Making The Rig – The Boom Section
Firstly cut a length of the stiff boom material of your choice. I’m using about 12 inches of Gardner’s Sure Shock Shock leader in 50lb breaking strain. I have found this breaking strain to be just right for the boom section to be at its springiness. It’s also clear in colour and sinks like a stone. All I can advise is to mess around with different materials until you have something you are confident with. I then attach a barrel size 8 Covert Swivel at one end and crimp this until you are happy that it’s safe and secure. Next slip on a Covert Anti-Tangle Sleeve, which connects to the lead clip system. The boom section length is dictated by the lake bottom you I am fishing over. Where I am fishing today, the bottom is quite hard, so I tend to go with a shorter boom section. I have used section as short as 6 inches before, but the optimum length I have found to get that ‘spring’ in the boom is around 9 inches. The other end I fold over the boom creating a small loop, which I crimp and slip on a length of Covert Shrink Tube. I use just enough to cover the crimp, so I doesn’t cover the loop which may restrict the rig movement. It also protects the knot, makes it neat and tidy and most of all safe for the fish if it happens to rub along the fishes flanks during the fight. Now our boom section complete, lets have a look at the hook section.
The Hook Section

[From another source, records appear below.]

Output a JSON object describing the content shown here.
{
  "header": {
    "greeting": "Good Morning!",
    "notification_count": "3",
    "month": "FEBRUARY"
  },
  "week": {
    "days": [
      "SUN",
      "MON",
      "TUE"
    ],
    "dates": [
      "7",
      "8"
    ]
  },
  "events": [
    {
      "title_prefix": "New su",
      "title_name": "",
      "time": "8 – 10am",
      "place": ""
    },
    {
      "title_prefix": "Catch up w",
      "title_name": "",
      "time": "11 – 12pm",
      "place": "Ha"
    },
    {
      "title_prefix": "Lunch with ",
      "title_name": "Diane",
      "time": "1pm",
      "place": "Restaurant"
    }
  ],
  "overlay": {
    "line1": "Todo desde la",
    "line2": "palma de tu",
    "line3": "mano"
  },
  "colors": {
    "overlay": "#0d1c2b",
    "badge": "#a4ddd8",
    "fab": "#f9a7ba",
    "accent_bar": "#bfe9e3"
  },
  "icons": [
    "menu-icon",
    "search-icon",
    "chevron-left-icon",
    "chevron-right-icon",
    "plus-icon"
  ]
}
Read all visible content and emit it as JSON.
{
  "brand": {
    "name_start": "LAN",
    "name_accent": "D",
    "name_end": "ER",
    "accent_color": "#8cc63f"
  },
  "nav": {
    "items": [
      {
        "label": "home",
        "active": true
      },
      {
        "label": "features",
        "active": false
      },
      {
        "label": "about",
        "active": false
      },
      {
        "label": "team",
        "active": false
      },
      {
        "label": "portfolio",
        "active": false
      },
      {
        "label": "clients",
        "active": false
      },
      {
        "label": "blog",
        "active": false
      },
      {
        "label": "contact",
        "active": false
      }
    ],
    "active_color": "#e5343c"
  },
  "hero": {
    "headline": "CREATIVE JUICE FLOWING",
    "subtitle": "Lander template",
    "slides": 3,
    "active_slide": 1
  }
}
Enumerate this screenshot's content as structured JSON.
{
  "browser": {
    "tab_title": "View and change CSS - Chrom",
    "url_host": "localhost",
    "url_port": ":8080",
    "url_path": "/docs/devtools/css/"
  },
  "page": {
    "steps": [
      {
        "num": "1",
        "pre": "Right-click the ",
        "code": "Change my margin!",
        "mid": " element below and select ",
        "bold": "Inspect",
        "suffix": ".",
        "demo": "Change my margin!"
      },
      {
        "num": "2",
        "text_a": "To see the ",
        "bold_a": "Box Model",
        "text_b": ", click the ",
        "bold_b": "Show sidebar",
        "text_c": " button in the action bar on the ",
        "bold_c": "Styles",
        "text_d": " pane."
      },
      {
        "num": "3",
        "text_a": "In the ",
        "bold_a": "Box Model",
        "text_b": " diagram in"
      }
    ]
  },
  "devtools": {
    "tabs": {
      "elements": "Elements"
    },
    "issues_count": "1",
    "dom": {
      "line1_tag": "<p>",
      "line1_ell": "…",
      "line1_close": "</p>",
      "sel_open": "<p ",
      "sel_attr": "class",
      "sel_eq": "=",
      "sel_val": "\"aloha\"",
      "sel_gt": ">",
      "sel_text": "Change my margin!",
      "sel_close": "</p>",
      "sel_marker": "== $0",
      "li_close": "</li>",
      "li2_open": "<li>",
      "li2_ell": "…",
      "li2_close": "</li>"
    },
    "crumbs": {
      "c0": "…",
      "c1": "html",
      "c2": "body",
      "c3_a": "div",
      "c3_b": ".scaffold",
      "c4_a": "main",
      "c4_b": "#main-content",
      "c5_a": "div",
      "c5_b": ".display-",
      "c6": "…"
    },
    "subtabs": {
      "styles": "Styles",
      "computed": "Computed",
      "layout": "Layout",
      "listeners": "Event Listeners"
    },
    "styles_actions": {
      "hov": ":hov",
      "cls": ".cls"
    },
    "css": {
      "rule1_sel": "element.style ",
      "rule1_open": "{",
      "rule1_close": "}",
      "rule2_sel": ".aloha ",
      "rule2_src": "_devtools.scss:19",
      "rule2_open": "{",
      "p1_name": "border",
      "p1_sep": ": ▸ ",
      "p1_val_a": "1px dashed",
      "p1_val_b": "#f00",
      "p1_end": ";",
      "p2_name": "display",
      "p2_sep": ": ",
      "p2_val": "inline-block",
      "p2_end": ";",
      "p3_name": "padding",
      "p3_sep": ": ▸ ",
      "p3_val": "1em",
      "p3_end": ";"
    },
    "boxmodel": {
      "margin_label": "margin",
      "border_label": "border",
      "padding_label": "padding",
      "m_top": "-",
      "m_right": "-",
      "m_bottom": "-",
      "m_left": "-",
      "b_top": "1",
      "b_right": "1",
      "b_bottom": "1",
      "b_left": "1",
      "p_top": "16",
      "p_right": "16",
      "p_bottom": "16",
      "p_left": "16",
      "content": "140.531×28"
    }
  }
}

When using this rig I find it’s best to use a supple a braid as possible and it is important it sinks. I use Trickster Heavy in 25lb camo green as there is still weed around, even at this late stage in the year. To form the hook section I tie a small loop in a piece of the braid. I usually cut off around 6 inches to work with and attach the hookbait, whether this is a single boilie or how I get the best out of this rig is to use a double bait. Today I’m using a snowman presentation consisting of a standard 15mm ‘4Season’ bottom bait straight out of the bag tipped with a fluoro pink ‘4Season’ pop-up. I know the fish in here are partial to the colour pink at the moment. In the past I have used a stack of maize, which has worked well. It is worth remembering that the mechanics of the rig work most effectively with double baits or a stack of smaller baits, as it makes it harder for the fish to eject. Double baits, as a rule are something that many anglers don’t use these days. To get the perfect separation between the hook and bait, I always tie my bait or baits on first, which allows me to position the rig ring exactly where I want it to be on the shank of the hook. Next simply tie on a Covert Rig Ring and slip it onto a Covert Longshank Mugga. Position the ring by moving it up and down the braid until it is adjacent to the point of the hook, leaving around an inch to inch and a half hair length. This is the optimum pivot point for the hook to be driven home using the weight and size of the double baits if the fish decides to blow the baits out. Now tie a simple knotless knot and slip a small piece of Covert Silicone or Shrink Tube onto the eye of the hook. This is very important as it protects the eye of the hook from getting snagged in the net. This was a common problem with mouth damage using longshank hook patterns. Now tie a blood knot, leaving around an inch of braid between the hook section and the boom section. At first this can be quite tricky, especially if you have sausage fingers like myself, but with practice you can master it. That’s the springy rig complete, don’t forget to incorporate the safety aspect and fish care aspect of the piece of silicone over the eye of the hook and the shrink tube over the crimps, this is a must!